Items from an interface collection:
"""
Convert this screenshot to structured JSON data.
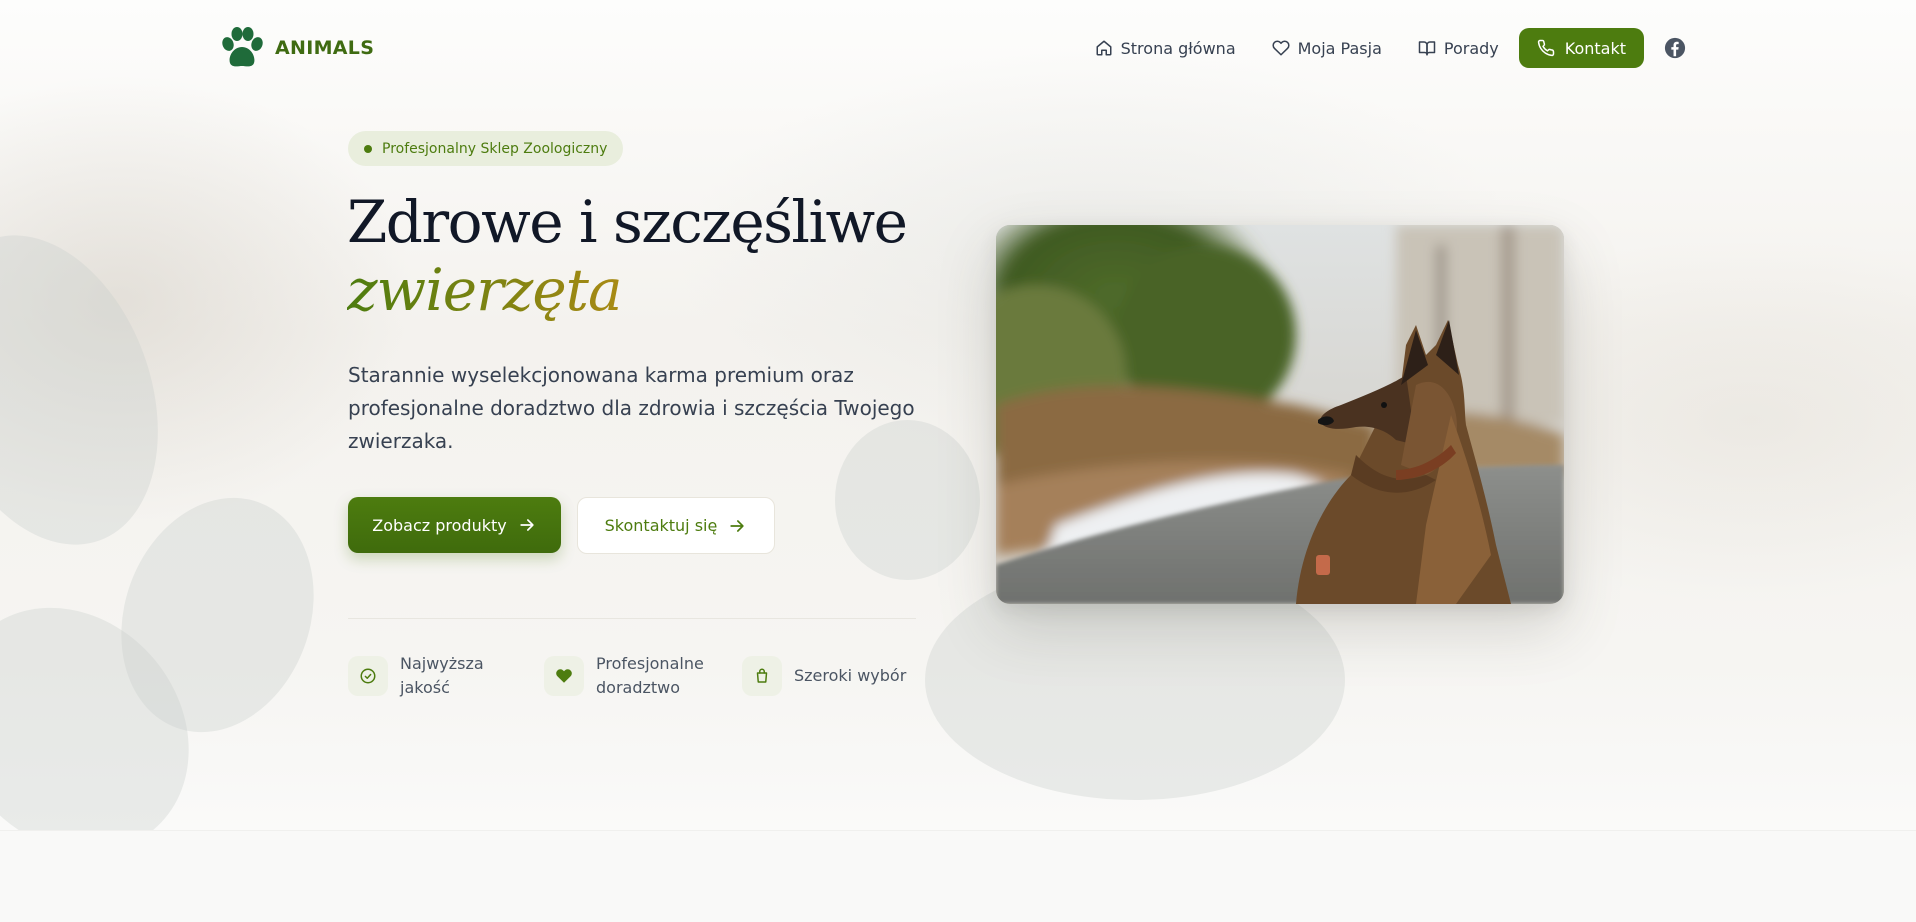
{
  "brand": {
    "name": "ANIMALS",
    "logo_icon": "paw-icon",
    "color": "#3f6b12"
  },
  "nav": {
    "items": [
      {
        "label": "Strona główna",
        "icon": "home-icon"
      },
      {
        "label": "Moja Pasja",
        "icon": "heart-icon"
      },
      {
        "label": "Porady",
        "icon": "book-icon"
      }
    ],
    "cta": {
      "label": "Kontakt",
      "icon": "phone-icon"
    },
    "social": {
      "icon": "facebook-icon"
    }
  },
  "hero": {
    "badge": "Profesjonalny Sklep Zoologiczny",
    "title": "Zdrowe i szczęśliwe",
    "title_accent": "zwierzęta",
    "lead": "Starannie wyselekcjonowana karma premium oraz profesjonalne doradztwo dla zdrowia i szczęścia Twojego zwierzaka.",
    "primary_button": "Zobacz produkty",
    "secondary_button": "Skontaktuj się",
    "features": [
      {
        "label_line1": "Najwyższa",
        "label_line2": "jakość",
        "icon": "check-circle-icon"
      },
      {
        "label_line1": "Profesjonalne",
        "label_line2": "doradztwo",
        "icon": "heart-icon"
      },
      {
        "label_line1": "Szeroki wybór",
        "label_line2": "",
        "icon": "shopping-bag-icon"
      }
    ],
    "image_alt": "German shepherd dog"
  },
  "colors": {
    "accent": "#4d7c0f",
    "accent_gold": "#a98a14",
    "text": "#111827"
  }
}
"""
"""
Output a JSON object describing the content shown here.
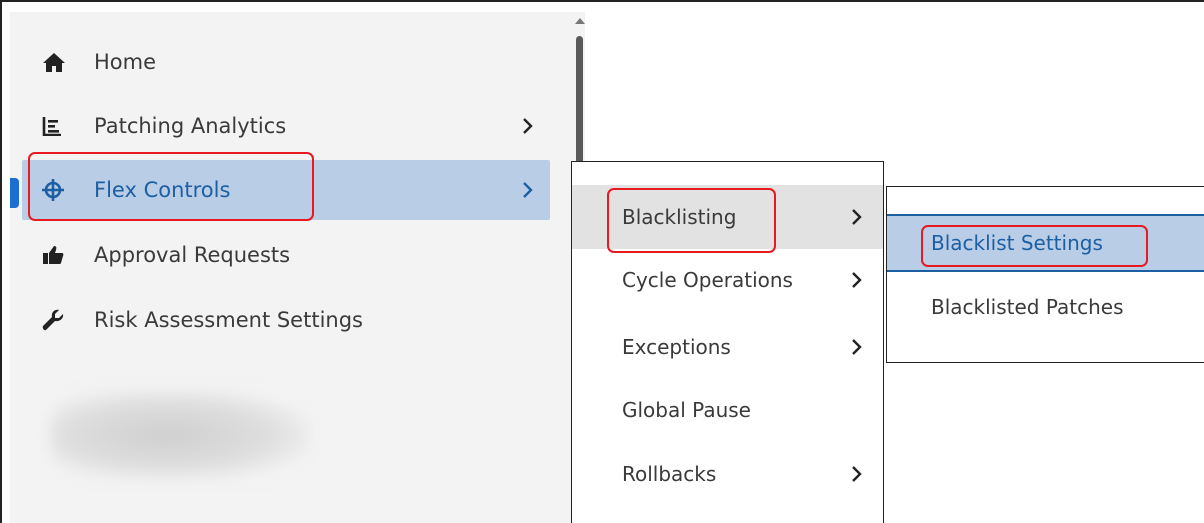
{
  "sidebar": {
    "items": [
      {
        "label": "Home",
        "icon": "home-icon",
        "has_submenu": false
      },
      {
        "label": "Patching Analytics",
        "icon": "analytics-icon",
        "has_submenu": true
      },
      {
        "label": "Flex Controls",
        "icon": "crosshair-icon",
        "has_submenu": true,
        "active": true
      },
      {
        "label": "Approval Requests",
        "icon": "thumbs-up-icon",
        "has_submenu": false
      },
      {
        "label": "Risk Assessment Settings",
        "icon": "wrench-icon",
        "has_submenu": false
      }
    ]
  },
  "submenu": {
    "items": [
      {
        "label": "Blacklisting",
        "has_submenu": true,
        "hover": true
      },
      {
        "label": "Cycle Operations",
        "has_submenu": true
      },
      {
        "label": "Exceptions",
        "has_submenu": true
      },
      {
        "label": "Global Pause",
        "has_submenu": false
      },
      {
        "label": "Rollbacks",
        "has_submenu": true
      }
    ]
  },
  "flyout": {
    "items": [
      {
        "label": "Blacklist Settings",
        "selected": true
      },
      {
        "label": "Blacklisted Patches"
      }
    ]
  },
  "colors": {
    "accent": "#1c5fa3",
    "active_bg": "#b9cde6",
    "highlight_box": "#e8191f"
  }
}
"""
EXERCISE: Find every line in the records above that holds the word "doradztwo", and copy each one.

SOLUTION:
    "lead": "Starannie wyselekcjonowana karma premium oraz profesjonalne doradztwo dla zdrowia i szczęścia Twojego zwierzaka.",
        "label_line2": "doradztwo",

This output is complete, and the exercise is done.